- New Bitcoin Exchange Hack - August 18, 2023
- Crypto Theft in New York – How a Moroccan Duped an American for $500,000 - August 17, 2023
- White Hacker Turns Black: $9M Crypto Heist - August 15, 2023
An extensive attack campaign that has been discovered in the wild uses Kubernetes (K8s) Role-Based Access Control (RBAC) to create backdoors and carry out cryptocurrency mining.
Based on a report by cloud security company Aqua, the attackers responsible for a large-scale campaign exploiting Kubernetes Role-Based Access Control (RBAC) used DaemonSets to take control of and steal resources from their targeted K8s clusters. According to Aqua, an Israeli business that termed the attack RBAC Buster, 60 K8s clusters that were abused by a malicious performer driving the operation.
The hackers behind the attack gained early access through a poorly designed API server and then looked for signs of rival miner software on the compromised server. The attackers then used RBAC to build up persistence, starting with a ClusterRole with admin-level privileges.
Aqua claimed that the attacker then created a ServiceAccount and a Kubernetes-Controller in the Kubernetes-System namespace before establishing a ClusterRoleBinding to connect the ClusterRole and ServiceAccount, producing a robust and covert persistence.
The attacker sought to build a foothold in the environment, grab data, and breach the cluster’s perimeter in the assault on its K8s honeypots by using unprotected AWS access keys.
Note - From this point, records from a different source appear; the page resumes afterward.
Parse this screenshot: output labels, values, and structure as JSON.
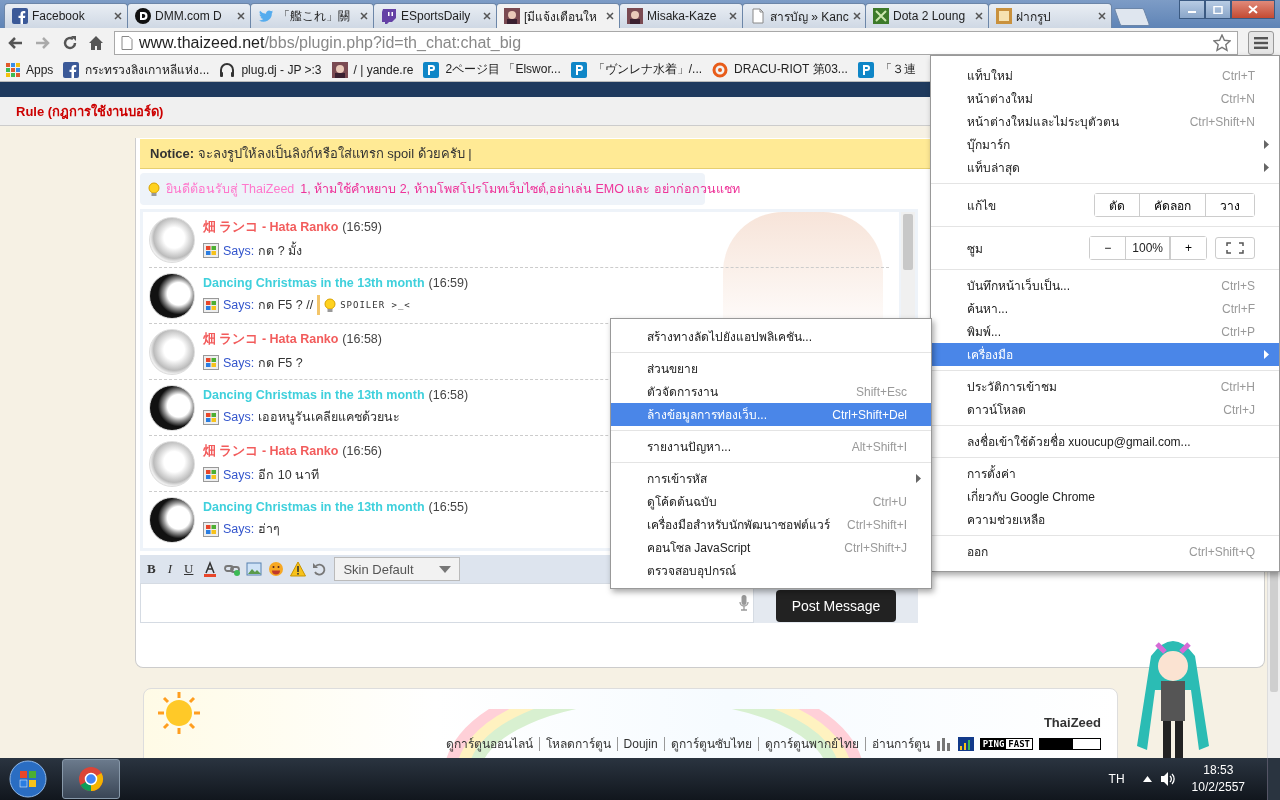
{
  "tabs": [
    {
      "title": "Facebook",
      "selected": false
    },
    {
      "title": "DMM.com D",
      "selected": false
    },
    {
      "title": "「艦これ」關",
      "selected": false
    },
    {
      "title": "ESportsDaily",
      "selected": false
    },
    {
      "title": "[มีแจ้งเตือนให",
      "selected": true
    },
    {
      "title": "Misaka-Kaze",
      "selected": false
    },
    {
      "title": "สารบัญ » Kanc",
      "selected": false
    },
    {
      "title": "Dota 2 Loung",
      "selected": false
    },
    {
      "title": "ฝากรูป",
      "selected": false
    }
  ],
  "address": {
    "host": "www.thaizeed.net",
    "path": "/bbs/plugin.php?id=th_chat:chat_big"
  },
  "bookmarks": [
    "Apps",
    "กระทรวงลิงเกาหลีแห่ง...",
    "plug.dj - JP >:3",
    "/ | yande.re",
    "2ページ目 「Elswor...",
    "「ヴンレナ水着」/...",
    "DRACU-RIOT 第03...",
    "「３連"
  ],
  "rule_link": "Rule (กฎการใช้งานบอร์ด)",
  "notice": "**Notice:** จะลงรูปให้ลงเป็นลิงก์หรือใส่แทรก spoil ด้วยครับ |",
  "welcome": {
    "greeting": "ยินดีต้อนรับสู่ ThaiZeed",
    "rules": "1, ห้ามใช้คำหยาบ 2, ห้ามโพสโปรโมทเว็บไซต์,อย่าเล่น EMO และ อย่าก่อกวนแชท"
  },
  "messages": [
    {
      "author": "畑 ランコ - Hata Ranko",
      "color": "#f25c5c",
      "time": "(16:59)",
      "says": "Says:",
      "text": "กด ? มั้ง"
    },
    {
      "author": "Dancing Christmas in the 13th month",
      "color": "#3fd0dc",
      "time": "(16:59)",
      "says": "Says:",
      "text": "กด F5 ? //",
      "spoiler": "SPOILER >_<"
    },
    {
      "author": "畑 ランコ - Hata Ranko",
      "color": "#f25c5c",
      "time": "(16:58)",
      "says": "Says:",
      "text": "กด F5 ?"
    },
    {
      "author": "Dancing Christmas in the 13th month",
      "color": "#3fd0dc",
      "time": "(16:58)",
      "says": "Says:",
      "text": "เออหนูรันเคลียแคชด้วยนะ"
    },
    {
      "author": "畑 ランコ - Hata Ranko",
      "color": "#f25c5c",
      "time": "(16:56)",
      "says": "Says:",
      "text": "อีก 10 นาที"
    },
    {
      "author": "Dancing Christmas in the 13th month",
      "color": "#3fd0dc",
      "time": "(16:55)",
      "says": "Says:",
      "text": "ฮ่าๆ"
    }
  ],
  "editor": {
    "format_buttons": [
      "B",
      "I",
      "U"
    ],
    "skin": "Skin Default",
    "post_button": "Post Message"
  },
  "footer": {
    "site": "ThaiZeed",
    "links": [
      "ดูการ์ตูนออนไลน์",
      "โหลดการ์ตูน",
      "Doujin",
      "ดูการ์ตูนซับไทย",
      "ดูการ์ตูนพากย์ไทย",
      "อ่านการ์ตูน"
    ],
    "ping_label": "PING",
    "ping_status": "FAST"
  },
  "main_menu": [
    [
      {
        "kind": "command",
        "label": "แท็บใหม่",
        "shortcut": "Ctrl+T",
        "submenu": false,
        "selected": false
      },
      {
        "kind": "command",
        "label": "หน้าต่างใหม่",
        "shortcut": "Ctrl+N",
        "submenu": false,
        "selected": false
      },
      {
        "kind": "command",
        "label": "หน้าต่างใหม่และไม่ระบุตัวตน",
        "shortcut": "Ctrl+Shift+N",
        "submenu": false,
        "selected": false
      },
      {
        "kind": "command",
        "label": "บุ๊กมาร์ก",
        "submenu": true,
        "selected": false
      },
      {
        "kind": "command",
        "label": "แท็บล่าสุด",
        "submenu": true,
        "selected": false
      }
    ],
    [
      {
        "kind": "edit",
        "label": "แก้ไข",
        "buttons": [
          "ตัด",
          "คัดลอก",
          "วาง"
        ]
      }
    ],
    [
      {
        "kind": "zoom",
        "label": "ซูม",
        "minus": "−",
        "value": "100%",
        "plus": "+"
      }
    ],
    [
      {
        "kind": "command",
        "label": "บันทึกหน้าเว็บเป็น...",
        "shortcut": "Ctrl+S",
        "submenu": false,
        "selected": false
      },
      {
        "kind": "command",
        "label": "ค้นหา...",
        "shortcut": "Ctrl+F",
        "submenu": false,
        "selected": false
      },
      {
        "kind": "command",
        "label": "พิมพ์...",
        "shortcut": "Ctrl+P",
        "submenu": false,
        "selected": false
      },
      {
        "kind": "command",
        "label": "เครื่องมือ",
        "submenu": true,
        "selected": true
      }
    ],
    [
      {
        "kind": "command",
        "label": "ประวัติการเข้าชม",
        "shortcut": "Ctrl+H",
        "submenu": false,
        "selected": false
      },
      {
        "kind": "command",
        "label": "ดาวน์โหลด",
        "shortcut": "Ctrl+J",
        "submenu": false,
        "selected": false
      }
    ],
    [
      {
        "kind": "command",
        "label": "ลงชื่อเข้าใช้ด้วยชื่อ xuoucup@gmail.com...",
        "submenu": false,
        "selected": false
      }
    ],
    [
      {
        "kind": "command",
        "label": "การตั้งค่า",
        "submenu": false,
        "selected": false
      },
      {
        "kind": "command",
        "label": "เกี่ยวกับ Google Chrome",
        "submenu": false,
        "selected": false
      },
      {
        "kind": "command",
        "label": "ความช่วยเหลือ",
        "submenu": false,
        "selected": false
      }
    ],
    [
      {
        "kind": "command",
        "label": "ออก",
        "shortcut": "Ctrl+Shift+Q",
        "submenu": false,
        "selected": false
      }
    ]
  ],
  "tools_menu": [
    [
      {
        "kind": "command",
        "label": "สร้างทางลัดไปยังแอปพลิเคชัน...",
        "submenu": false,
        "selected": false
      }
    ],
    [
      {
        "kind": "command",
        "label": "ส่วนขยาย",
        "submenu": false,
        "selected": false
      },
      {
        "kind": "command",
        "label": "ตัวจัดการงาน",
        "shortcut": "Shift+Esc",
        "submenu": false,
        "selected": false
      },
      {
        "kind": "command",
        "label": "ล้างข้อมูลการท่องเว็บ...",
        "shortcut": "Ctrl+Shift+Del",
        "submenu": false,
        "selected": true
      }
    ],
    [
      {
        "kind": "command",
        "label": "รายงานปัญหา...",
        "shortcut": "Alt+Shift+I",
        "submenu": false,
        "selected": false
      }
    ],
    [
      {
        "kind": "command",
        "label": "การเข้ารหัส",
        "submenu": true,
        "selected": false
      },
      {
        "kind": "command",
        "label": "ดูโค้ดต้นฉบับ",
        "shortcut": "Ctrl+U",
        "submenu": false,
        "selected": false
      },
      {
        "kind": "command",
        "label": "เครื่องมือสำหรับนักพัฒนาซอฟต์แวร์",
        "shortcut": "Ctrl+Shift+I",
        "submenu": false,
        "selected": false
      },
      {
        "kind": "command",
        "label": "คอนโซล JavaScript",
        "shortcut": "Ctrl+Shift+J",
        "submenu": false,
        "selected": false
      },
      {
        "kind": "command",
        "label": "ตรวจสอบอุปกรณ์",
        "submenu": false,
        "selected": false
      }
    ]
  ],
  "taskbar": {
    "language": "TH",
    "time": "18:53",
    "date": "10/2/2557"
  }
}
The attacker created a DaemonSet, distributing the “kuberntesio/kube-controller:1.0.1” Docker container image containing a cryptocurrency miner to all nodes as the final step of the attack. Since the container was uploaded five months earlier, it has been retrieved 14,399 times.
Aqua claimed that the “kuberntesio/kube-controller” container image is a case of typosquatting, imitating the authentic “kubernetesio” account. Additionally, the container image mimics the well-known “kube-controller-manager” container image, which recognizes failed node instances and takes steps to fix them.
The campaign’s tactics resemble those used in another unauthorized cryptocurrency mining process that used DaemonSets to produce Dero and Monero. It remains unclear if the two attacks are connected.